As a result of the “Manhattan Transfer,” the Dutch got what they wanted.  But the story did not have a happy ending for them. In 1770, A Frenchman Pierre Poivre (Peter Pepper), smuggled nutmeg trees out of the Banda Islands and successfully transplanted them in the French colony of Mauritius off the coast of East Africa, creating competition for the nutmeg trade. In 1778, a volcanic eruption caused a tsunami that wiped out many of the nutmeg groves in the Banda Islands. In 1809, the English reclaimed the Banda Islands but in 1817 returned them to the Dutch AFTER transplanting hundreds of nutmeg seedlings to their own colonies. The Dutch nutmeg monopoly was over! And some say it was the end of the Dutch as a power.

Banda nutmeg is still considered the finest nutmeg in the world, although it is grown in other places. The United States is the biggest importer of spices and New York celebrity chefs prize using their own spice mixes in their restaurants, the haunts of New York well-to-do. An ironic twist to the story.

And that is the rest of the fascinating history of nutmeg.


Maryann Readal is the Secretary of the Herb  Society of America.

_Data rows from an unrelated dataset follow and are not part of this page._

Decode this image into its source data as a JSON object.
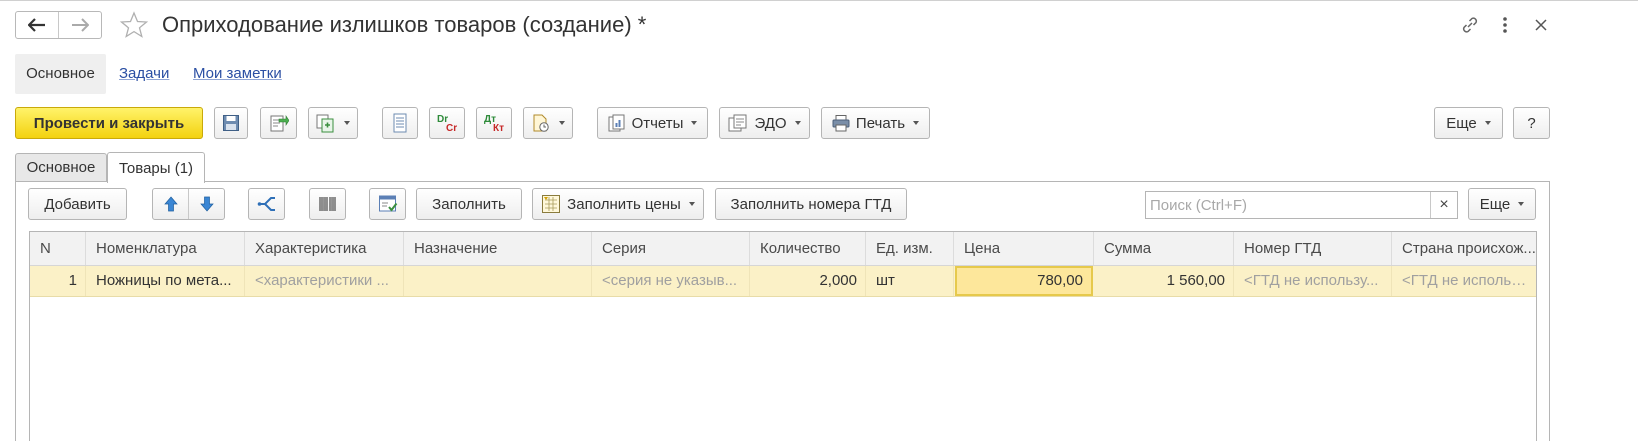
{
  "window": {
    "title": "Оприходование излишков товаров (создание) *",
    "icons": [
      "back-arrow-icon",
      "forward-arrow-icon",
      "star-icon",
      "link-icon",
      "more-vertical-icon",
      "close-icon"
    ]
  },
  "sections": {
    "main": "Основное",
    "tasks": "Задачи",
    "notes": "Мои заметки"
  },
  "toolbar": {
    "post_close": "Провести и закрыть",
    "reports": "Отчеты",
    "edo": "ЭДО",
    "print": "Печать",
    "more": "Еще",
    "help": "?",
    "icons": [
      "save-icon",
      "post-icon",
      "create-based-on-icon",
      "journal-icon",
      "dr-cr-icon",
      "dt-kt-icon",
      "attachments-icon",
      "reports-icon",
      "edo-icon",
      "printer-icon"
    ],
    "dr_top": "Dr",
    "dr_bottom": "Cr",
    "dt_top": "Дт",
    "dt_bottom": "Кт"
  },
  "tabs": {
    "main": "Основное",
    "goods": "Товары (1)"
  },
  "table_toolbar": {
    "add": "Добавить",
    "fill": "Заполнить",
    "fill_prices": "Заполнить цены",
    "fill_gtd": "Заполнить номера ГТД",
    "search_placeholder": "Поиск (Ctrl+F)",
    "clear": "×",
    "more": "Еще"
  },
  "table": {
    "columns": [
      "N",
      "Номенклатура",
      "Характеристика",
      "Назначение",
      "Серия",
      "Количество",
      "Ед. изм.",
      "Цена",
      "Сумма",
      "Номер ГТД",
      "Страна происхож..."
    ],
    "rows": [
      {
        "n": "1",
        "item": "Ножницы по мета...",
        "characteristic": "<характеристики ...",
        "purpose": "",
        "series": "<серия не указыв...",
        "quantity": "2,000",
        "unit": "шт",
        "price": "780,00",
        "sum": "1 560,00",
        "gtd": "<ГТД не использу...",
        "country": "<ГТД не использу..."
      }
    ]
  },
  "colors": {
    "primary_button": "#f3d20f",
    "selected_row": "#fbf1c7",
    "active_cell_border": "#e6c94c",
    "link": "#2b4fa3"
  }
}
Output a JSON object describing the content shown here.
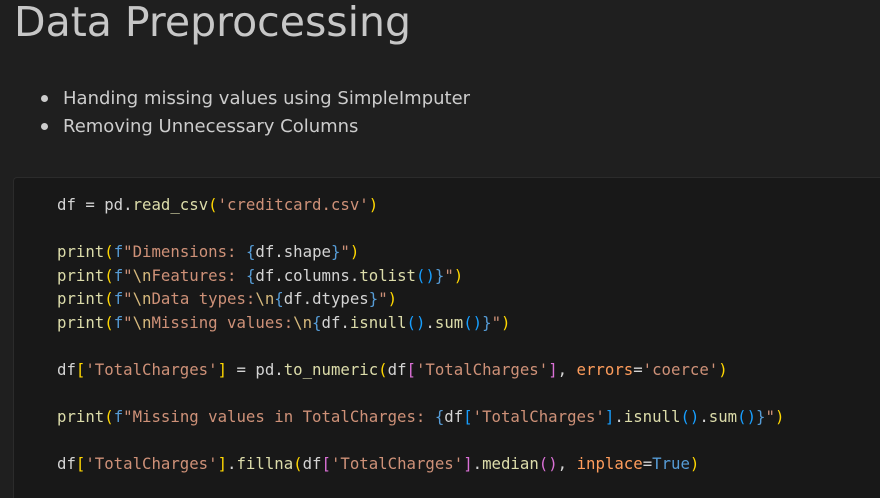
{
  "markdown": {
    "title": "Data Preprocessing",
    "bullets": [
      "Handing missing values using SimpleImputer",
      "Removing Unnecessary Columns"
    ]
  },
  "code_cell": {
    "lines": [
      "df = pd.read_csv('creditcard.csv')",
      "",
      "print(f\"Dimensions: {df.shape}\")",
      "print(f\"\\nFeatures: {df.columns.tolist()}\")",
      "print(f\"\\nData types:\\n{df.dtypes}\")",
      "print(f\"\\nMissing values:\\n{df.isnull().sum()}\")",
      "",
      "df['TotalCharges'] = pd.to_numeric(df['TotalCharges'], errors='coerce')",
      "",
      "print(f\"Missing values in TotalCharges: {df['TotalCharges'].isnull().sum()}\")",
      "",
      "df['TotalCharges'].fillna(df['TotalCharges'].median(), inplace=True)"
    ]
  },
  "colors": {
    "background": "#1f1f1f",
    "cell_background": "#181818",
    "text": "#cccccc",
    "string": "#ce9178",
    "function": "#dcdcaa",
    "keyword": "#569cd6",
    "escape": "#d7ba7d",
    "bracket_level1": "#ffd700",
    "bracket_level2": "#da70d6",
    "bracket_level3": "#179fff",
    "parameter": "#ff9d5c",
    "constant": "#4fc1ff"
  }
}
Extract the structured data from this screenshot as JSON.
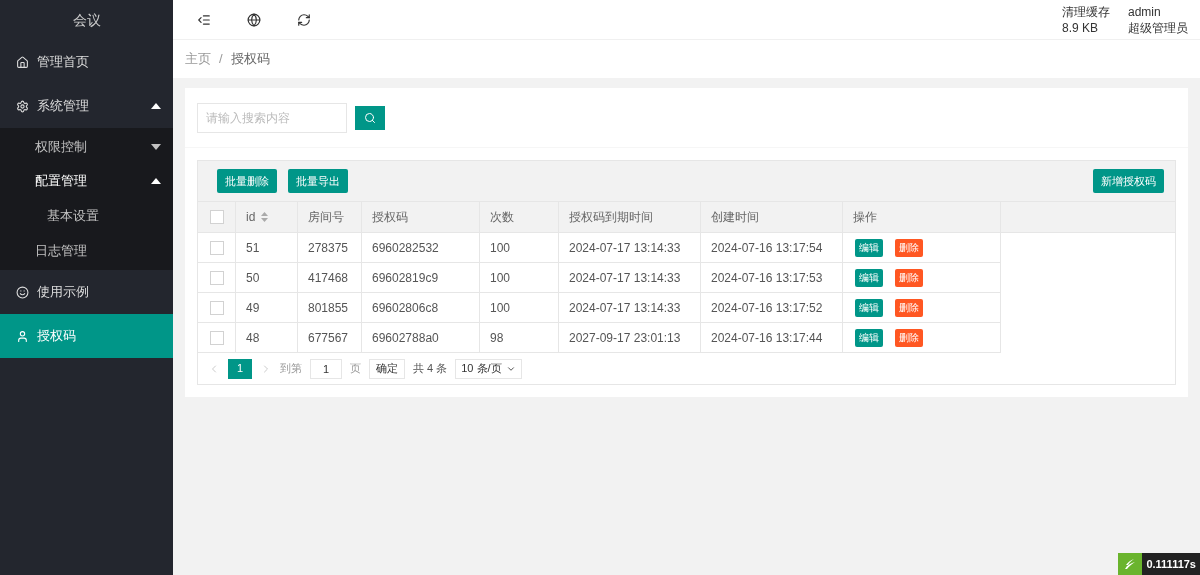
{
  "sidebar": {
    "title": "会议",
    "items": [
      {
        "label": "管理首页",
        "selected": false
      },
      {
        "label": "系统管理",
        "selected": false,
        "expanded": true,
        "children": [
          {
            "label": "权限控制",
            "expanded": false
          },
          {
            "label": "配置管理",
            "expanded": true,
            "children": [
              {
                "label": "基本设置"
              }
            ]
          },
          {
            "label": "日志管理"
          }
        ]
      },
      {
        "label": "使用示例",
        "selected": false
      },
      {
        "label": "授权码",
        "selected": true
      }
    ]
  },
  "header": {
    "cache_label": "清理缓存",
    "cache_size": "8.9 KB",
    "user": "admin",
    "role": "超级管理员"
  },
  "breadcrumb": {
    "separator": "/",
    "items": [
      "主页",
      "授权码"
    ]
  },
  "search": {
    "placeholder": "请输入搜索内容"
  },
  "toolbar": {
    "left_buttons": [
      "批量删除",
      "批量导出"
    ],
    "right_button": "新增授权码"
  },
  "table": {
    "select_all": false,
    "columns": [
      "id",
      "房间号",
      "授权码",
      "次数",
      "授权码到期时间",
      "创建时间",
      "操作"
    ],
    "rows": [
      {
        "checked": false,
        "cells": [
          "51",
          "278375",
          "6960282532",
          "100",
          "2024-07-17 13:14:33",
          "2024-07-16 13:17:54"
        ],
        "actions": [
          "编辑",
          "删除"
        ]
      },
      {
        "checked": false,
        "cells": [
          "50",
          "417468",
          "69602819c9",
          "100",
          "2024-07-17 13:14:33",
          "2024-07-16 13:17:53"
        ],
        "actions": [
          "编辑",
          "删除"
        ]
      },
      {
        "checked": false,
        "cells": [
          "49",
          "801855",
          "69602806c8",
          "100",
          "2024-07-17 13:14:33",
          "2024-07-16 13:17:52"
        ],
        "actions": [
          "编辑",
          "删除"
        ]
      },
      {
        "checked": false,
        "cells": [
          "48",
          "677567",
          "69602788a0",
          "98",
          "2027-09-17 23:01:13",
          "2024-07-16 13:17:44"
        ],
        "actions": [
          "编辑",
          "删除"
        ]
      }
    ]
  },
  "pagination": {
    "pages": [
      {
        "label": "1",
        "selected": true
      }
    ],
    "goto_label": "到第",
    "goto_value": "1",
    "page_unit": "页",
    "confirm": "确定",
    "total": "共 4 条",
    "page_size": "10 条/页"
  },
  "debug_badge": {
    "text": "0.111117s"
  }
}
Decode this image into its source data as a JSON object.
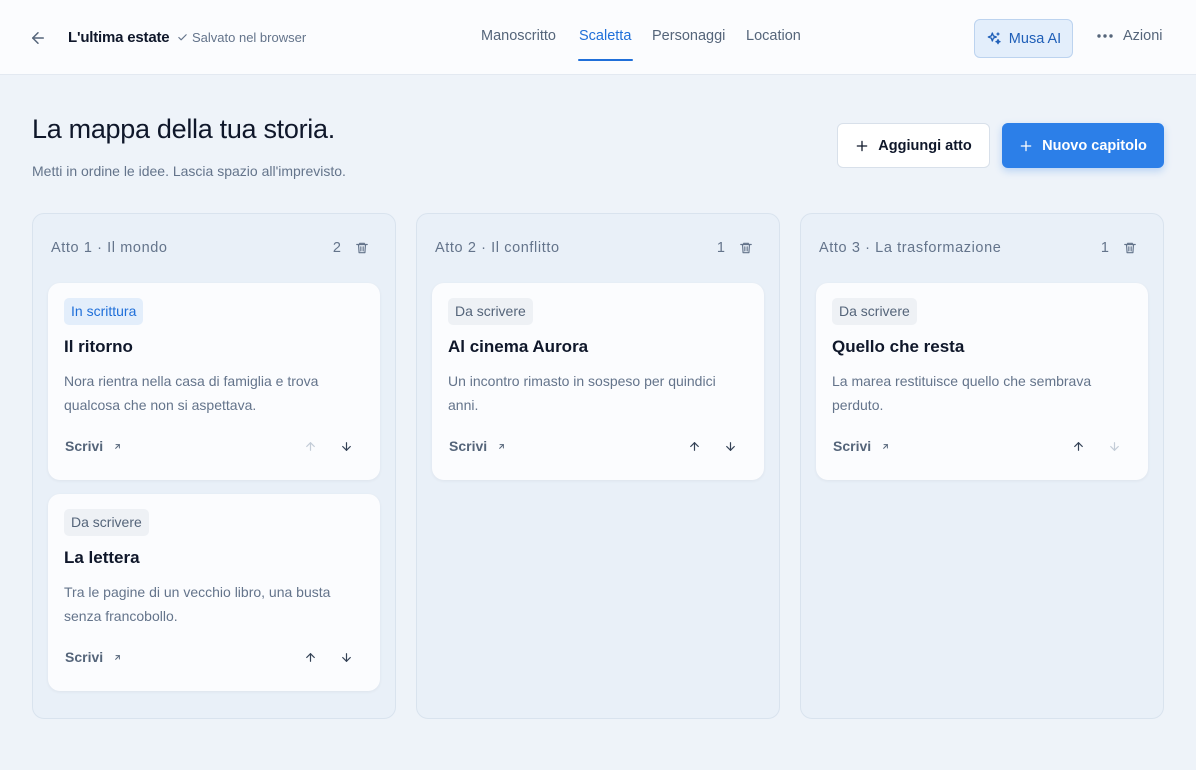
{
  "header": {
    "doc_title": "L'ultima estate",
    "save_status": "Salvato nel browser",
    "tabs": [
      {
        "label": "Manoscritto"
      },
      {
        "label": "Scaletta"
      },
      {
        "label": "Personaggi"
      },
      {
        "label": "Location"
      }
    ],
    "active_tab": "Scaletta",
    "musa_label": "Musa AI",
    "actions_label": "Azioni"
  },
  "page": {
    "title": "La mappa della tua storia.",
    "subtitle": "Metti in ordine le idee. Lascia spazio all'imprevisto.",
    "add_act_label": "Aggiungi atto",
    "new_chapter_label": "Nuovo capitolo"
  },
  "acts": [
    {
      "title": "Atto 1 · Il mondo",
      "count": "2",
      "cards": [
        {
          "status": "In scrittura",
          "title": "Il ritorno",
          "description": "Nora rientra nella casa di famiglia e trova qualcosa che non si aspettava.",
          "write_label": "Scrivi"
        },
        {
          "status": "Da scrivere",
          "title": "La lettera",
          "description": "Tra le pagine di un vecchio libro, una busta senza francobollo.",
          "write_label": "Scrivi"
        }
      ]
    },
    {
      "title": "Atto 2 · Il conflitto",
      "count": "1",
      "cards": [
        {
          "status": "Da scrivere",
          "title": "Al cinema Aurora",
          "description": "Un incontro rimasto in sospeso per quindici anni.",
          "write_label": "Scrivi"
        }
      ]
    },
    {
      "title": "Atto 3 · La trasformazione",
      "count": "1",
      "cards": [
        {
          "status": "Da scrivere",
          "title": "Quello che resta",
          "description": "La marea restituisce quello che sembrava perduto.",
          "write_label": "Scrivi"
        }
      ]
    }
  ],
  "colors": {
    "accent": "#2c7fe8",
    "accent_text": "#1f6fd9",
    "background": "#eef3f9",
    "column": "#e9f0f8"
  },
  "icons": {
    "back": "arrow-left-icon",
    "saved": "check-icon",
    "musa": "sparkles-icon",
    "actions": "more-horizontal-icon",
    "add": "plus-icon",
    "delete": "trash-icon",
    "write": "arrow-up-right-icon",
    "move_up": "arrow-up-icon",
    "move_down": "arrow-down-icon"
  }
}
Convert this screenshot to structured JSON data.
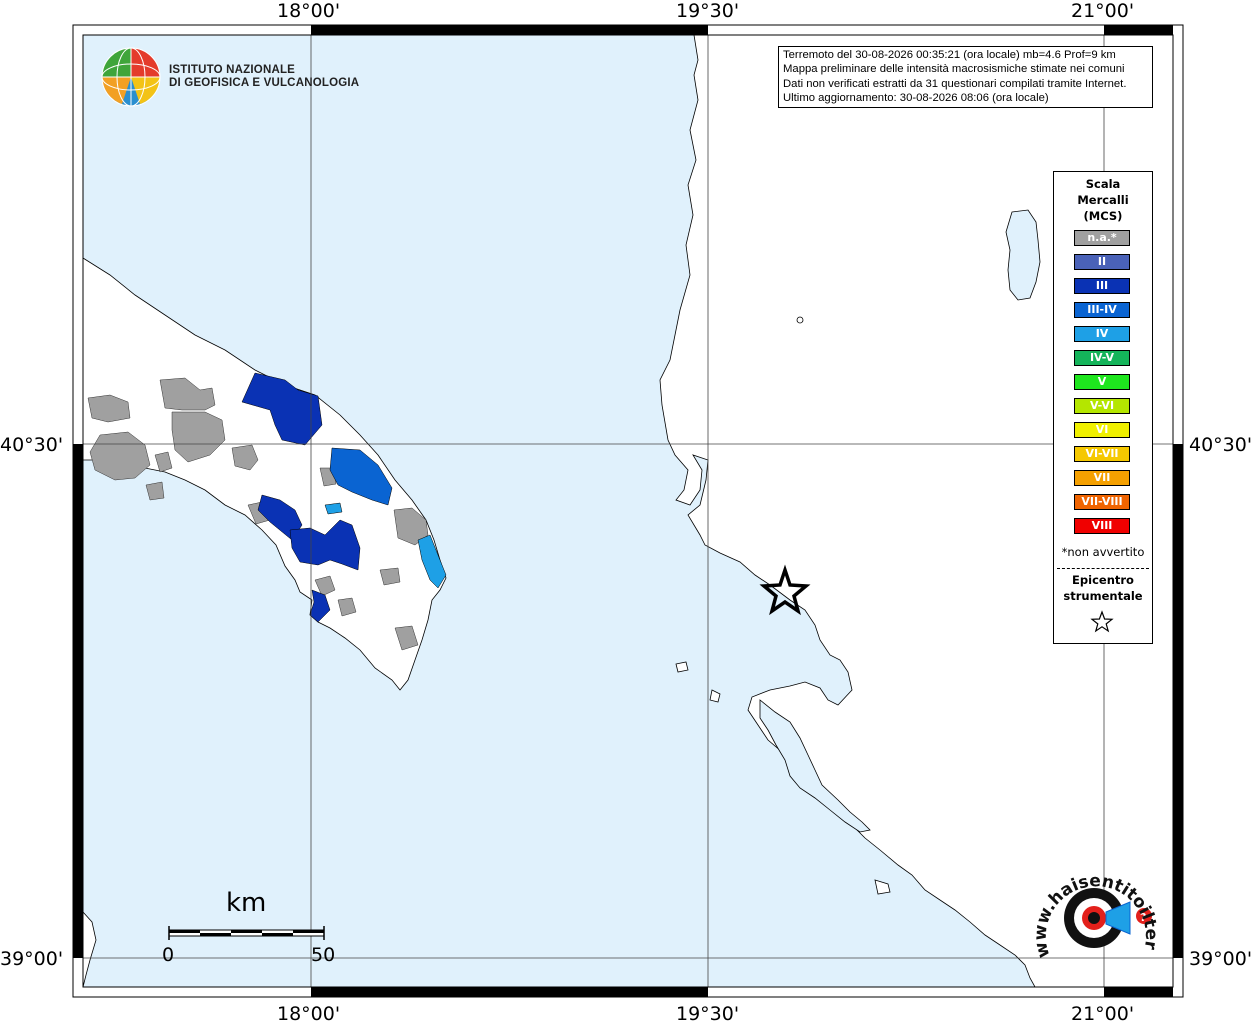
{
  "axes": {
    "top_labels": [
      "18°00'",
      "19°30'",
      "21°00'"
    ],
    "bottom_labels": [
      "18°00'",
      "19°30'",
      "21°00'"
    ],
    "left_labels": [
      "40°30'",
      "39°00'"
    ],
    "right_labels": [
      "40°30'",
      "39°00'"
    ]
  },
  "info": {
    "line1": "Terremoto del 30-08-2026 00:35:21 (ora locale) mb=4.6 Prof=9 km",
    "line2": "Mappa preliminare delle intensità macrosismiche stimate nei comuni",
    "line3": "Dati non verificati estratti da 31 questionari compilati tramite Internet.",
    "line4": "Ultimo aggiornamento: 30-08-2026 08:06 (ora locale)"
  },
  "logo": {
    "line1": "ISTITUTO NAZIONALE",
    "line2": "DI GEOFISICA E VULCANOLOGIA"
  },
  "legend": {
    "title_lines": [
      "Scala",
      "Mercalli",
      "(MCS)"
    ],
    "items": [
      {
        "label": "n.a.*",
        "color": "#a0a0a0"
      },
      {
        "label": "II",
        "color": "#4a62b8"
      },
      {
        "label": "III",
        "color": "#0a32b4"
      },
      {
        "label": "III-IV",
        "color": "#0a64d2"
      },
      {
        "label": "IV",
        "color": "#1ea0e6"
      },
      {
        "label": "IV-V",
        "color": "#14b45a"
      },
      {
        "label": "V",
        "color": "#1ee61e"
      },
      {
        "label": "V-VI",
        "color": "#b4e600"
      },
      {
        "label": "VI",
        "color": "#f0f000"
      },
      {
        "label": "VI-VII",
        "color": "#f5c800"
      },
      {
        "label": "VII",
        "color": "#f5a000"
      },
      {
        "label": "VII-VIII",
        "color": "#f06400"
      },
      {
        "label": "VIII",
        "color": "#f00000"
      }
    ],
    "note": "*non avvertito",
    "epicenter_lines": [
      "Epicentro",
      "strumentale"
    ]
  },
  "scale_bar": {
    "unit": "km",
    "tick_start": "0",
    "tick_end": "50"
  },
  "watermark": {
    "text_main": "www.haisentitoilterremoto.it"
  },
  "colors": {
    "sea": "#e0f1fc",
    "land": "#ffffff",
    "epicenter": "#000000"
  }
}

She is a member of the Texas Thyme Unit in Huntsville, TX.


Herb Society of America Medical Disclaimer … It is the policy of The Herb Society of America not to advise or recommend herbs for medicinal or health use. This information is intended for educational purposes only and should not be considered as a recommendation or an endorsement of any medical or health treatment.